:: What to work on ::
The full listing, excluding its pictures, should be printed exactly as it stands.

:: Records shown ::
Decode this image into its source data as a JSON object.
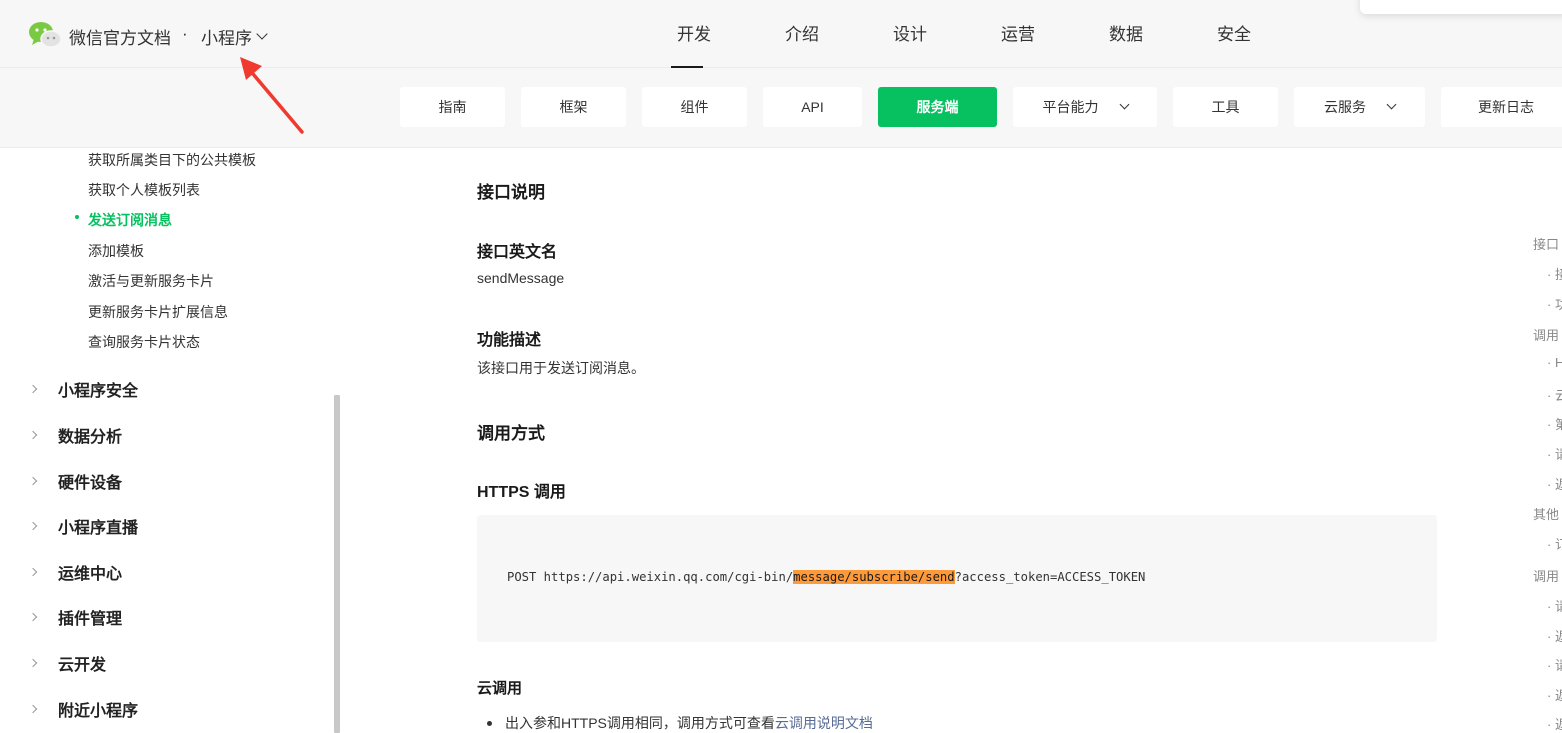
{
  "header": {
    "brand": "微信官方文档",
    "separator": "·",
    "product": "小程序",
    "nav": [
      "开发",
      "介绍",
      "设计",
      "运营",
      "数据",
      "安全"
    ],
    "active_nav": "开发"
  },
  "toolbar": {
    "items": [
      {
        "label": "指南",
        "dropdown": false
      },
      {
        "label": "框架",
        "dropdown": false
      },
      {
        "label": "组件",
        "dropdown": false
      },
      {
        "label": "API",
        "dropdown": false
      },
      {
        "label": "服务端",
        "dropdown": false,
        "active": true
      },
      {
        "label": "平台能力",
        "dropdown": true
      },
      {
        "label": "工具",
        "dropdown": false
      },
      {
        "label": "云服务",
        "dropdown": true
      },
      {
        "label": "更新日志",
        "dropdown": false
      }
    ],
    "accent_color": "#07c160"
  },
  "sidebar": {
    "sub_items": [
      {
        "label": "获取所属类目下的公共模板"
      },
      {
        "label": "获取个人模板列表"
      },
      {
        "label": "发送订阅消息",
        "active": true
      },
      {
        "label": "添加模板"
      },
      {
        "label": "激活与更新服务卡片"
      },
      {
        "label": "更新服务卡片扩展信息"
      },
      {
        "label": "查询服务卡片状态"
      }
    ],
    "sections": [
      "小程序安全",
      "数据分析",
      "硬件设备",
      "小程序直播",
      "运维中心",
      "插件管理",
      "云开发",
      "附近小程序"
    ]
  },
  "content": {
    "h_interface": "接口说明",
    "h_english_name": "接口英文名",
    "english_name": "sendMessage",
    "h_function": "功能描述",
    "function_desc": "该接口用于发送订阅消息。",
    "h_call": "调用方式",
    "h_https": "HTTPS 调用",
    "code_prefix": "POST https://api.weixin.qq.com/cgi-bin/",
    "code_highlight": "message/subscribe/send",
    "code_suffix": "?access_token=ACCESS_TOKEN",
    "h_cloud": "云调用",
    "bullet_text": "出入参和HTTPS调用相同，调用方式可查看",
    "bullet_link": "云调用说明文档"
  },
  "toc": {
    "items": [
      "接口",
      "· 接",
      "· 功",
      "调用",
      "· H",
      "· 云",
      "· 第",
      "· 请",
      "· 返",
      "其他",
      "· 订",
      "调用",
      "· 请",
      "· 返",
      "· 请",
      "· 返",
      "· 返"
    ]
  },
  "annotation": {
    "arrow_color": "#f03a2e"
  }
}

:: Answer to the problem ::
Decode this image into its source data as a JSON object.
{
  "header": {
    "brand": "微信官方文档",
    "separator": "·",
    "product": "小程序",
    "nav": [
      "开发",
      "介绍",
      "设计",
      "运营",
      "数据",
      "安全"
    ],
    "active_nav": "开发"
  },
  "toolbar": {
    "items": [
      {
        "label": "指南",
        "dropdown": false
      },
      {
        "label": "框架",
        "dropdown": false
      },
      {
        "label": "组件",
        "dropdown": false
      },
      {
        "label": "API",
        "dropdown": false
      },
      {
        "label": "服务端",
        "dropdown": false,
        "active": true
      },
      {
        "label": "平台能力",
        "dropdown": true
      },
      {
        "label": "工具",
        "dropdown": false
      },
      {
        "label": "云服务",
        "dropdown": true
      },
      {
        "label": "更新日志",
        "dropdown": false
      }
    ],
    "accent_color": "#07c160"
  },
  "sidebar": {
    "sub_items": [
      {
        "label": "获取所属类目下的公共模板"
      },
      {
        "label": "获取个人模板列表"
      },
      {
        "label": "发送订阅消息",
        "active": true
      },
      {
        "label": "添加模板"
      },
      {
        "label": "激活与更新服务卡片"
      },
      {
        "label": "更新服务卡片扩展信息"
      },
      {
        "label": "查询服务卡片状态"
      }
    ],
    "sections": [
      "小程序安全",
      "数据分析",
      "硬件设备",
      "小程序直播",
      "运维中心",
      "插件管理",
      "云开发",
      "附近小程序"
    ]
  },
  "content": {
    "h_interface": "接口说明",
    "h_english_name": "接口英文名",
    "english_name": "sendMessage",
    "h_function": "功能描述",
    "function_desc": "该接口用于发送订阅消息。",
    "h_call": "调用方式",
    "h_https": "HTTPS 调用",
    "code_prefix": "POST https://api.weixin.qq.com/cgi-bin/",
    "code_highlight": "message/subscribe/send",
    "code_suffix": "?access_token=ACCESS_TOKEN",
    "h_cloud": "云调用",
    "bullet_text": "出入参和HTTPS调用相同，调用方式可查看",
    "bullet_link": "云调用说明文档"
  },
  "toc": {
    "items": [
      "接口",
      "· 接",
      "· 功",
      "调用",
      "· H",
      "· 云",
      "· 第",
      "· 请",
      "· 返",
      "其他",
      "· 订",
      "调用",
      "· 请",
      "· 返",
      "· 请",
      "· 返",
      "· 返"
    ]
  },
  "annotation": {
    "arrow_color": "#f03a2e"
  }
}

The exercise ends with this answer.